Apparently not at all impressed by congressional Republicans Eric Cantor and John Boehner and their brand of negotiating, Trump appeared on Fox News to proclaim, “…the Republicans are doing another ‘el foldo’. This is incredible. It is unbelievable what is going on. The fact is, they are terrible, terrible, frightened negotiators. And I just can’t believe they are doing this.”

It all leaves me thinking that maybe the Civil War never was really resolved.

Here we have a President from Chicago — clearly north of the Mason-Dixon line — surrounded by some of the most capable and best educated economic experts in this country, working to fix an economy which tanked due to bad decisions which took place between 2001 and 2009, doing battle with Southern Republicans, many of whom are newly elected on the Tea Party platform.

I keep hearing Billie Holiday singing “Strange Fruit”.

Am I missing something here?

Some amazing stuff going on in Washington this week.

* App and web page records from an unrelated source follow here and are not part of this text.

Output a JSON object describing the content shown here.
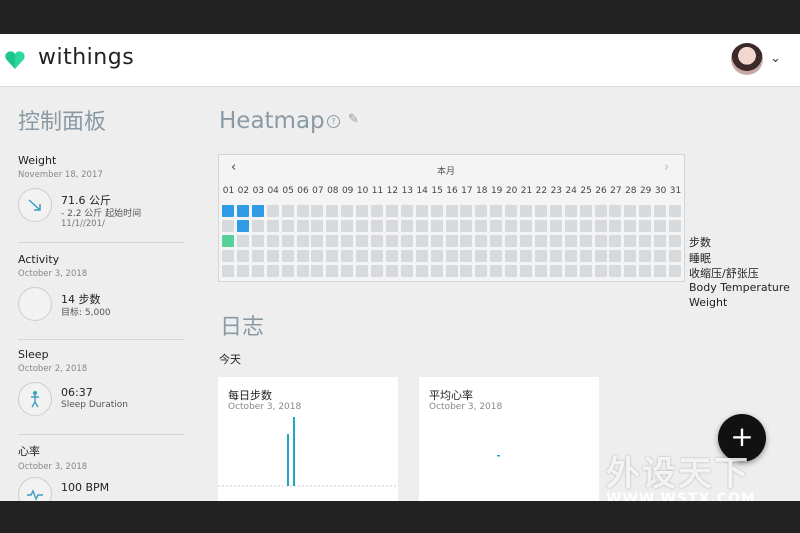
{
  "app": {
    "brand": "withings",
    "brand_color": "#2bd8a0"
  },
  "sidebar": {
    "title": "控制面板",
    "sections": [
      {
        "name": "Weight",
        "date": "November 18, 2017",
        "icon": "trend-down-icon",
        "main": "71.6 公斤",
        "sub": "- 2.2 公斤 起始时间",
        "sub2": "11/1//201/"
      },
      {
        "name": "Activity",
        "date": "October 3, 2018",
        "icon": "empty-circle",
        "main": "14 步数",
        "sub": "目标: 5,000",
        "sub2": ""
      },
      {
        "name": "Sleep",
        "date": "October 2, 2018",
        "icon": "sleep-figure-icon",
        "main": "06:37",
        "sub": "Sleep Duration",
        "sub2": ""
      },
      {
        "name": "心率",
        "date": "October 3, 2018",
        "icon": "heart-pulse-icon",
        "main": "100 BPM",
        "sub": "",
        "sub2": ""
      }
    ]
  },
  "heatmap": {
    "title": "Heatmap",
    "month_label": "本月",
    "days": [
      "01",
      "02",
      "03",
      "04",
      "05",
      "06",
      "07",
      "08",
      "09",
      "10",
      "11",
      "12",
      "13",
      "14",
      "15",
      "16",
      "17",
      "18",
      "19",
      "20",
      "21",
      "22",
      "23",
      "24",
      "25",
      "26",
      "27",
      "28",
      "29",
      "30",
      "31"
    ],
    "rows": [
      "步数",
      "睡眠",
      "收缩压/舒张压",
      "Body Temperature",
      "Weight"
    ],
    "active_cells": [
      {
        "row": 0,
        "day": 1,
        "color": "#2f9ae6"
      },
      {
        "row": 0,
        "day": 2,
        "color": "#2f9ae6"
      },
      {
        "row": 0,
        "day": 3,
        "color": "#2f9ae6"
      },
      {
        "row": 1,
        "day": 2,
        "color": "#2f9ae6"
      },
      {
        "row": 2,
        "day": 1,
        "color": "#55d19a"
      }
    ]
  },
  "journal": {
    "title": "日志",
    "today_label": "今天",
    "cards": [
      {
        "title": "每日步数",
        "date": "October 3, 2018"
      },
      {
        "title": "平均心率",
        "date": "October 3, 2018"
      }
    ]
  },
  "fab_label": "+",
  "watermark": {
    "text": "外设天下",
    "url": "WWW.WSTX.COM"
  }
}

According to an article published in the Wall Street Journal today, “Senate Minority Leader Mitch McConnell (R., Ky.) unveiled a proposal that would allow President Barack Obama to raise on his own the federal borrowing limit by $2.4 trillion in three installments before the end of 2012, unless two-thirds of Congress votes to block it.
Mr. McConnell’s proposal to allow the president to raise the debt ceiling came after he said in a Senate speech that the country cannot solve its fiscal problems with Mr. Obama as president. “After years of discussions and months of negotiations, I have little question that as long as this president is in the Oval Office, a real solution is unattainable,” he said.

House Majority Leader Eric Cantor (R., Va.) suggested they consider temporarily lowering corporate tax rates as a way to offset revenue increases from closing tax loopholes, a Republican familiar with the discussion said.”

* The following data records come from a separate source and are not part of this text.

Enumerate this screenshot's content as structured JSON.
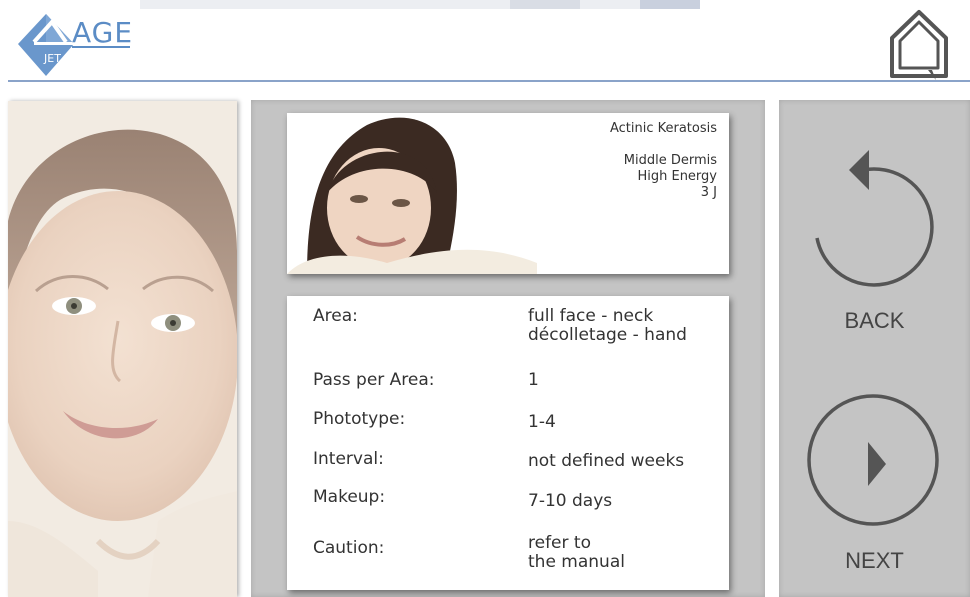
{
  "app": {
    "logo_text": "AGE",
    "logo_sub": "JET"
  },
  "header": {
    "home_icon": "home-icon"
  },
  "preview": {
    "indication": "Actinic Keratosis",
    "depth": "Middle Dermis",
    "energy_level": "High Energy",
    "energy_value": "3 J"
  },
  "details": {
    "rows": [
      {
        "label": "Area:",
        "value_line1": "full face - neck",
        "value_line2": "décolletage - hand"
      },
      {
        "label": "Pass per Area:",
        "value_line1": "1",
        "value_line2": ""
      },
      {
        "label": "Phototype:",
        "value_line1": "1-4",
        "value_line2": ""
      },
      {
        "label": "Interval:",
        "value_line1": "not defined weeks",
        "value_line2": ""
      },
      {
        "label": "Makeup:",
        "value_line1": "7-10 days",
        "value_line2": ""
      },
      {
        "label": "Caution:",
        "value_line1": "refer to",
        "value_line2": "the manual"
      }
    ]
  },
  "nav": {
    "back_label": "BACK",
    "back_icon": "back-arrow-icon",
    "next_label": "NEXT",
    "next_icon": "play-next-icon"
  },
  "colors": {
    "accent": "#5b8cc5",
    "panel_gray": "#c4c4c4",
    "icon_gray": "#555555"
  }
}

All of this rhetoric has the 21st century tingle of the Billie Holiday song, “Strange Fruit.”

Every time I turn on the radio, I seem to hear a Republican Senator or Congressman representing a state below the Mason-Dixon line denouncing our President as though he caused our economic dilemma.

Bear in mind: The last time our country had a balanced budget was in 2001.

Prior to Mr. Obama taking office, we experienced almost a decade of overspending, compounded by tax cuts.

Today, July 13, 2011, Senator Jim DeMint (R-S.C.), rejected the McConnell plan to give President Obama the authority to raise the debt ceiling.

So, we have various factions of the white male republicans from south of the Mason-Dixon line in dispute over exactly how to derail the Obama administration.

Should we lynch him? Shoot him? Starve him?

Stand by for more in the early morning news….